Stored entries
----------

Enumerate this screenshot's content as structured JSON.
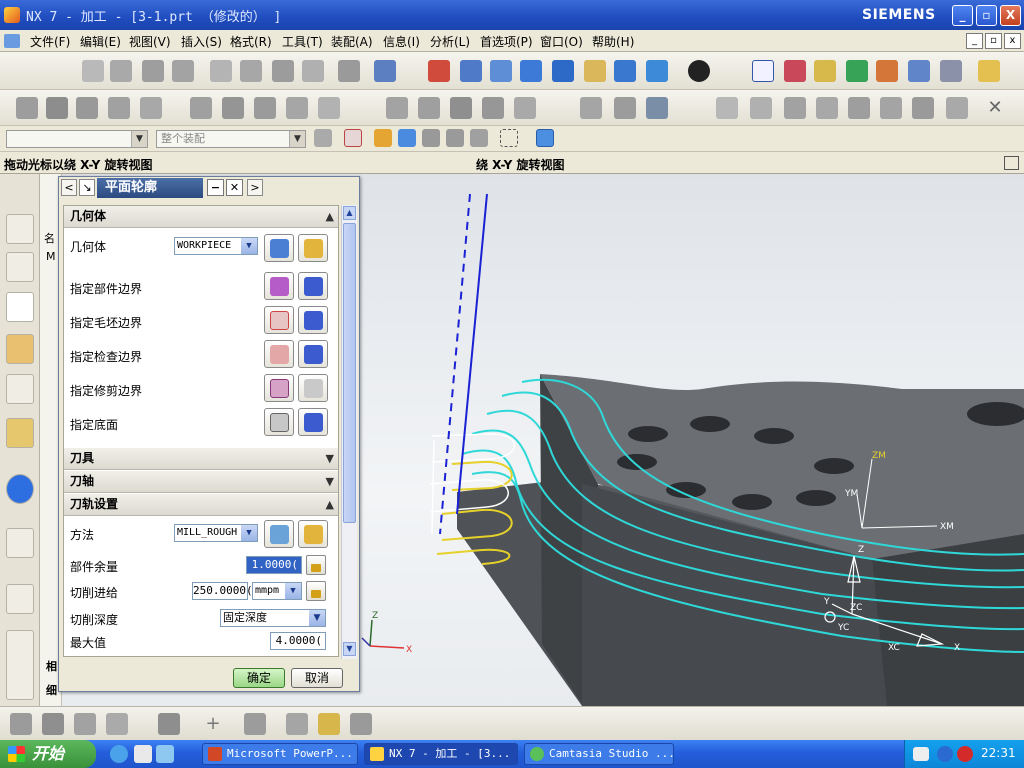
{
  "window": {
    "title": "NX 7 - 加工 - [3-1.prt （修改的） ]",
    "brand": "SIEMENS",
    "minimize": "_",
    "maximize": "▫",
    "close": "X"
  },
  "menu": {
    "items": [
      "文件(F)",
      "编辑(E)",
      "视图(V)",
      "插入(S)",
      "格式(R)",
      "工具(T)",
      "装配(A)",
      "信息(I)",
      "分析(L)",
      "首选项(P)",
      "窗口(O)",
      "帮助(H)"
    ]
  },
  "toolbar": {
    "start_label": "开始",
    "selection_filter_placeholder": "",
    "assembly_scope": "整个装配"
  },
  "cue": {
    "prompt": "拖动光标以绕 X-Y 旋转视图",
    "status": "绕 X-Y 旋转视图"
  },
  "dialog": {
    "title": "平面轮廓",
    "sections": {
      "geometry": "几何体",
      "tool": "刀具",
      "tool_axis": "刀轴",
      "path_settings": "刀轨设置"
    },
    "geometry": {
      "label": "几何体",
      "value": "WORKPIECE",
      "rows": [
        "指定部件边界",
        "指定毛坯边界",
        "指定检查边界",
        "指定修剪边界",
        "指定底面"
      ]
    },
    "path": {
      "method_label": "方法",
      "method_value": "MILL_ROUGH",
      "stock_label": "部件余量",
      "stock_value": "1.0000(",
      "feed_label": "切削进给",
      "feed_value": "250.0000(",
      "feed_unit": "mmpm",
      "depth_label": "切削深度",
      "depth_value": "固定深度",
      "max_label": "最大值",
      "max_value": "4.0000("
    },
    "ok": "确定",
    "cancel": "取消"
  },
  "viewport": {
    "axes_top": {
      "z": "ZM",
      "y": "YM",
      "x": "XM"
    },
    "axes_wcs": {
      "z": "Z",
      "y": "Y",
      "zc": "ZC",
      "yc": "YC",
      "xc": "XC",
      "x": "X"
    },
    "triad": {
      "z": "Z",
      "x": "X"
    }
  },
  "nav_panel": {
    "top_char": "名",
    "m_char": "M",
    "bottom_chars": [
      "相",
      "细"
    ]
  },
  "taskbar": {
    "start": "开始",
    "tasks": [
      "Microsoft PowerP...",
      "NX 7 - 加工 - [3...",
      "Camtasia Studio ..."
    ],
    "clock": "22:31"
  },
  "colors": {
    "toolpath": "#2fd8d8",
    "yellow_path": "#e6d12a",
    "tool_axis": "#1a22d4",
    "part": "#5a5e62",
    "part_top": "#6d7175"
  }
}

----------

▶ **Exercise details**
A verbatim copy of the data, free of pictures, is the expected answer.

▶ **Output for this exercise**
Enumerate this screenshot's content as structured JSON.
{
  "window": {
    "title": "NX 7 - 加工 - [3-1.prt （修改的） ]",
    "brand": "SIEMENS",
    "minimize": "_",
    "maximize": "▫",
    "close": "X"
  },
  "menu": {
    "items": [
      "文件(F)",
      "编辑(E)",
      "视图(V)",
      "插入(S)",
      "格式(R)",
      "工具(T)",
      "装配(A)",
      "信息(I)",
      "分析(L)",
      "首选项(P)",
      "窗口(O)",
      "帮助(H)"
    ]
  },
  "toolbar": {
    "start_label": "开始",
    "selection_filter_placeholder": "",
    "assembly_scope": "整个装配"
  },
  "cue": {
    "prompt": "拖动光标以绕 X-Y 旋转视图",
    "status": "绕 X-Y 旋转视图"
  },
  "dialog": {
    "title": "平面轮廓",
    "sections": {
      "geometry": "几何体",
      "tool": "刀具",
      "tool_axis": "刀轴",
      "path_settings": "刀轨设置"
    },
    "geometry": {
      "label": "几何体",
      "value": "WORKPIECE",
      "rows": [
        "指定部件边界",
        "指定毛坯边界",
        "指定检查边界",
        "指定修剪边界",
        "指定底面"
      ]
    },
    "path": {
      "method_label": "方法",
      "method_value": "MILL_ROUGH",
      "stock_label": "部件余量",
      "stock_value": "1.0000(",
      "feed_label": "切削进给",
      "feed_value": "250.0000(",
      "feed_unit": "mmpm",
      "depth_label": "切削深度",
      "depth_value": "固定深度",
      "max_label": "最大值",
      "max_value": "4.0000("
    },
    "ok": "确定",
    "cancel": "取消"
  },
  "viewport": {
    "axes_top": {
      "z": "ZM",
      "y": "YM",
      "x": "XM"
    },
    "axes_wcs": {
      "z": "Z",
      "y": "Y",
      "zc": "ZC",
      "yc": "YC",
      "xc": "XC",
      "x": "X"
    },
    "triad": {
      "z": "Z",
      "x": "X"
    }
  },
  "nav_panel": {
    "top_char": "名",
    "m_char": "M",
    "bottom_chars": [
      "相",
      "细"
    ]
  },
  "taskbar": {
    "start": "开始",
    "tasks": [
      "Microsoft PowerP...",
      "NX 7 - 加工 - [3...",
      "Camtasia Studio ..."
    ],
    "clock": "22:31"
  },
  "colors": {
    "toolpath": "#2fd8d8",
    "yellow_path": "#e6d12a",
    "tool_axis": "#1a22d4",
    "part": "#5a5e62",
    "part_top": "#6d7175"
  }
}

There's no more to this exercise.